Experience one of the most incredible things you can do in Alaska – sea kayak right to the base of Aialik Glacier. Have a chat with Kayak Adventures Worldwide to see the actively calving glacier in Kenai Fjords National Park.
Alaska’s national parks are numerous, vast and dotted across the state. So picking the right one for the best scenery could be tricky. Do you want to pair landscapes and Alaska’s animals? Your eyes aren’t ready for Denali national park’s 6 million acres. Yes, you’ll spot bears, caribou and wolves – in the right season, but it’s the Denali mountain backdrop that equally wows. The towering icy range weighs in as the tallest peak in North America. Peer up into the clouds and let your eyes wander down to mirror-perfect lakes, dense pine forest and meadows of moss, lichen and wildflowers. Just one road winds through the park – though, as private vehicles can only drive the first 15 miles of the highway, it’s best explored on foot, with a guide.
For a wild and remote look at the Alaskan wilderness, it’s hard to beat Lake Clark national park. Steaming volcanoes, the kind of Alaskan mountains only Bob Ross could paint and glacial lakes that bring new meaning to the colour turquoise.
If you thought Norway was the global fjord queen, Alaska makes a mockery of their glorious inlets. In particular, the shimmering spectacular that is Kenai Fjords national park. With just 600,000 acres, compared to Denali’s 6 million, Kenai feels instantly more accessible – until you realise 60% of the park is covered with ice and snow. But therein lies its beauty. To experience the very best of it, pop your hiking boots on for an 8 mile schlep along the Harding Icefield Trail.
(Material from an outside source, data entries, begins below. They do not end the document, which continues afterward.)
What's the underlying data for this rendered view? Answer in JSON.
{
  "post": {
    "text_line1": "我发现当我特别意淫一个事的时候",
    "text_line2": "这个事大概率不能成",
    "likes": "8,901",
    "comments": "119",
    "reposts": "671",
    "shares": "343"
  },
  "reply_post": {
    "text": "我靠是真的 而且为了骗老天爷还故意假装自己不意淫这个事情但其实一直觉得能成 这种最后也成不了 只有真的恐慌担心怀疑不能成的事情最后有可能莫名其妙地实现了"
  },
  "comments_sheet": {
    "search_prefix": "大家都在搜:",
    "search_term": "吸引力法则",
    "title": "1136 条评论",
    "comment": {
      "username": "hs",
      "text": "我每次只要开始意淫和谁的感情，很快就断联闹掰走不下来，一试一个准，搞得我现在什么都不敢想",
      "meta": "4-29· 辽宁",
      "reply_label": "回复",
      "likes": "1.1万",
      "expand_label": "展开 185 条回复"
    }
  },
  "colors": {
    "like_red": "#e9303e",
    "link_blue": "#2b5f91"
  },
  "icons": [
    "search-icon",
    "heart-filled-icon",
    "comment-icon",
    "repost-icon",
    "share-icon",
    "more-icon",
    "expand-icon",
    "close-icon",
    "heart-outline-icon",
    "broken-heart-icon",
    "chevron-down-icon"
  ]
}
Your trek will take you from the valley floor, up through alder forests into wildflower-filled meadows. Your goal? When you break through the tree line, brace your eyes for a top down view of the ice-field.
For a more relaxing fjord experience, book a spot on the Adventure Bound boat that weaves through Tracy Arm Fjord’s icebergs. Expect waterfalls, mountains, glaciers, whales, seals and more, but the real stars are the icebergs that have seemingly impossible colours glittering through them.
We can’t stress enough just how vast the Alaskan landscape is. And as jaw-dropping as it is to see the coastline on foot, by boat or kayak, sometimes only a top–down view will do. And that’s where Alaska Seaplane Adventures come in. Their flightseeing tour whisks you over the craggy coast of Sitka, where you’ll see the incredible sea stacks, beaches and grottos that the local whale, sea otter and bear population call home. For a very different view of some remarkable Alaskan coastline, there’s much to be said for chartering a boat to the Eastern Aleutian Islands. Volcanoes rise up out of the ocean in a realm where sea birds flourish and few travellers go. Perfect for those who like their wilderness as untouched and craggy as it gets.
Prince William Sound
An honourable mention has to go to Prince William Sound. A kind of one stop shop for the best of Alaska’s scenery, the vast inlet is home to 100 glaciers, sits in the Chugach National Forest and its coastline comes with wildlife-crammed coves, mountains that dwarf all that lie below, navigable fjords and islands you’ll want to sail around. Close to Anchorage, Prince William Sound’s three towns add those essential urban facilities you need to set you up with everything you’ll need for a day – or ten in the Alaskan wilderness.